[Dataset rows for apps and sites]

▽

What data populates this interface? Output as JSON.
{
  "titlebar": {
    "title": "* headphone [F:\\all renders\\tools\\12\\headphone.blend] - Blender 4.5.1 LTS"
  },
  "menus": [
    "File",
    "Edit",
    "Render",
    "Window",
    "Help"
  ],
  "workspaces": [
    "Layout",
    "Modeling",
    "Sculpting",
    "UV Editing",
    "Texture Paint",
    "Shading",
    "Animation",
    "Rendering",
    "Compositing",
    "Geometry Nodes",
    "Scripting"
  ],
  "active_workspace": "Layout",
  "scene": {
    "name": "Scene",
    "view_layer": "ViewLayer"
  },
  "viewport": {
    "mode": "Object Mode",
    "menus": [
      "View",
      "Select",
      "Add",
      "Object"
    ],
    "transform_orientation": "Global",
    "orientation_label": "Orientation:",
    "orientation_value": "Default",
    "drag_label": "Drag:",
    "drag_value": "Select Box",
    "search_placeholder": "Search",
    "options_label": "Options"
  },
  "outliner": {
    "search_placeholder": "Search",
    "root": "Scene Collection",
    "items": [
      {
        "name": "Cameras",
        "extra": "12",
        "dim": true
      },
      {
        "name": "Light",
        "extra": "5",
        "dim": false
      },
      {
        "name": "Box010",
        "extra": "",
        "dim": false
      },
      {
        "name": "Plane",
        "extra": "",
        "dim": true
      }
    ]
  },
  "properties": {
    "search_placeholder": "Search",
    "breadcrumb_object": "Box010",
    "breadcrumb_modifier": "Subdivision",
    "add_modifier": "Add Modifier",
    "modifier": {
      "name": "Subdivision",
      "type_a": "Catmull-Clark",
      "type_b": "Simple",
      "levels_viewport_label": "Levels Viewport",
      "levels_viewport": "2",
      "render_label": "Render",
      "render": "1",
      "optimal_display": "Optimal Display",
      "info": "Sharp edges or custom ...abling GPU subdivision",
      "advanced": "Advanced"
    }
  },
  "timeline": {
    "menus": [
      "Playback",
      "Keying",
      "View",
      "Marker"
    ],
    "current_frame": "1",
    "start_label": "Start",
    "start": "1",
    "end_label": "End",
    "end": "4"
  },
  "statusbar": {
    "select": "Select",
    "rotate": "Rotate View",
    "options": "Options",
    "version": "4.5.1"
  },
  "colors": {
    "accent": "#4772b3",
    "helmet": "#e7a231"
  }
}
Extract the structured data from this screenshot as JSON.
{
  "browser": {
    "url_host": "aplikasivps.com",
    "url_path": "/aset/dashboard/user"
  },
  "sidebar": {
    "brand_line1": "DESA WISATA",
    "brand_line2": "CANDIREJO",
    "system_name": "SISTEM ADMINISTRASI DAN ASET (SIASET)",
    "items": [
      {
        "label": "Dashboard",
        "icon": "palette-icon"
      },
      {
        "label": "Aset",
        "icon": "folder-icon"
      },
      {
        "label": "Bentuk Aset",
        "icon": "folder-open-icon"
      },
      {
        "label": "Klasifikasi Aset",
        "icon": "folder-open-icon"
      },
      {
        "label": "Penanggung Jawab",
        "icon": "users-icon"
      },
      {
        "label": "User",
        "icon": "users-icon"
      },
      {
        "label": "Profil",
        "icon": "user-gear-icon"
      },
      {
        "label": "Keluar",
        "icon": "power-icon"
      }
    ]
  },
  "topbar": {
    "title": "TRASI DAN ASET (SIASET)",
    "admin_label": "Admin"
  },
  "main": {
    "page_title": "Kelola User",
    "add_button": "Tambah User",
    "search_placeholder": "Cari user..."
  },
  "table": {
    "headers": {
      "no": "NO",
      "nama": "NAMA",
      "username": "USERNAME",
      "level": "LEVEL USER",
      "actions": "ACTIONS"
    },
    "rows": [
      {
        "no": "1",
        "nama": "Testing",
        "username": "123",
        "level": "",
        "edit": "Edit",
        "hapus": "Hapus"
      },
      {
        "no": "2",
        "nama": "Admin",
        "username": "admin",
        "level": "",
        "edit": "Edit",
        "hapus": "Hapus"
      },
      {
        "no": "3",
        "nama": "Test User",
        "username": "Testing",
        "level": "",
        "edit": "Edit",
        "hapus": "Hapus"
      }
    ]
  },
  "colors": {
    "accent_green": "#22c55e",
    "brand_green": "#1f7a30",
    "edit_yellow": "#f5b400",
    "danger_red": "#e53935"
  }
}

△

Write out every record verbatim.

What data populates this interface? Output as JSON.
{
  "titlebar": {
    "title": "* headphone [F:\\all renders\\tools\\12\\headphone.blend] - Blender 4.5.1 LTS"
  },
  "menus": [
    "File",
    "Edit",
    "Render",
    "Window",
    "Help"
  ],
  "workspaces": [
    "Layout",
    "Modeling",
    "Sculpting",
    "UV Editing",
    "Texture Paint",
    "Shading",
    "Animation",
    "Rendering",
    "Compositing",
    "Geometry Nodes",
    "Scripting"
  ],
  "active_workspace": "Layout",
  "scene": {
    "name": "Scene",
    "view_layer": "ViewLayer"
  },
  "viewport": {
    "mode": "Object Mode",
    "menus": [
      "View",
      "Select",
      "Add",
      "Object"
    ],
    "transform_orientation": "Global",
    "orientation_label": "Orientation:",
    "orientation_value": "Default",
    "drag_label": "Drag:",
    "drag_value": "Select Box",
    "search_placeholder": "Search",
    "options_label": "Options"
  },
  "outliner": {
    "search_placeholder": "Search",
    "root": "Scene Collection",
    "items": [
      {
        "name": "Cameras",
        "extra": "12",
        "dim": true
      },
      {
        "name": "Light",
        "extra": "5",
        "dim": false
      },
      {
        "name": "Box010",
        "extra": "",
        "dim": false
      },
      {
        "name": "Plane",
        "extra": "",
        "dim": true
      }
    ]
  },
  "properties": {
    "search_placeholder": "Search",
    "breadcrumb_object": "Box010",
    "breadcrumb_modifier": "Subdivision",
    "add_modifier": "Add Modifier",
    "modifier": {
      "name": "Subdivision",
      "type_a": "Catmull-Clark",
      "type_b": "Simple",
      "levels_viewport_label": "Levels Viewport",
      "levels_viewport": "2",
      "render_label": "Render",
      "render": "1",
      "optimal_display": "Optimal Display",
      "info": "Sharp edges or custom ...abling GPU subdivision",
      "advanced": "Advanced"
    }
  },
  "timeline": {
    "menus": [
      "Playback",
      "Keying",
      "View",
      "Marker"
    ],
    "current_frame": "1",
    "start_label": "Start",
    "start": "1",
    "end_label": "End",
    "end": "4"
  },
  "statusbar": {
    "select": "Select",
    "rotate": "Rotate View",
    "options": "Options",
    "version": "4.5.1"
  },
  "colors": {
    "accent": "#4772b3",
    "helmet": "#e7a231"
  }
}
Extract the structured data from this screenshot as JSON.
{
  "browser": {
    "url_host": "aplikasivps.com",
    "url_path": "/aset/dashboard/user"
  },
  "sidebar": {
    "brand_line1": "DESA WISATA",
    "brand_line2": "CANDIREJO",
    "system_name": "SISTEM ADMINISTRASI DAN ASET (SIASET)",
    "items": [
      {
        "label": "Dashboard",
        "icon": "palette-icon"
      },
      {
        "label": "Aset",
        "icon": "folder-icon"
      },
      {
        "label": "Bentuk Aset",
        "icon": "folder-open-icon"
      },
      {
        "label": "Klasifikasi Aset",
        "icon": "folder-open-icon"
      },
      {
        "label": "Penanggung Jawab",
        "icon": "users-icon"
      },
      {
        "label": "User",
        "icon": "users-icon"
      },
      {
        "label": "Profil",
        "icon": "user-gear-icon"
      },
      {
        "label": "Keluar",
        "icon": "power-icon"
      }
    ]
  },
  "topbar": {
    "title": "TRASI DAN ASET (SIASET)",
    "admin_label": "Admin"
  },
  "main": {
    "page_title": "Kelola User",
    "add_button": "Tambah User",
    "search_placeholder": "Cari user..."
  },
  "table": {
    "headers": {
      "no": "NO",
      "nama": "NAMA",
      "username": "USERNAME",
      "level": "LEVEL USER",
      "actions": "ACTIONS"
    },
    "rows": [
      {
        "no": "1",
        "nama": "Testing",
        "username": "123",
        "level": "",
        "edit": "Edit",
        "hapus": "Hapus"
      },
      {
        "no": "2",
        "nama": "Admin",
        "username": "admin",
        "level": "",
        "edit": "Edit",
        "hapus": "Hapus"
      },
      {
        "no": "3",
        "nama": "Test User",
        "username": "Testing",
        "level": "",
        "edit": "Edit",
        "hapus": "Hapus"
      }
    ]
  },
  "colors": {
    "accent_green": "#22c55e",
    "brand_green": "#1f7a30",
    "edit_yellow": "#f5b400",
    "danger_red": "#e53935"
  }
}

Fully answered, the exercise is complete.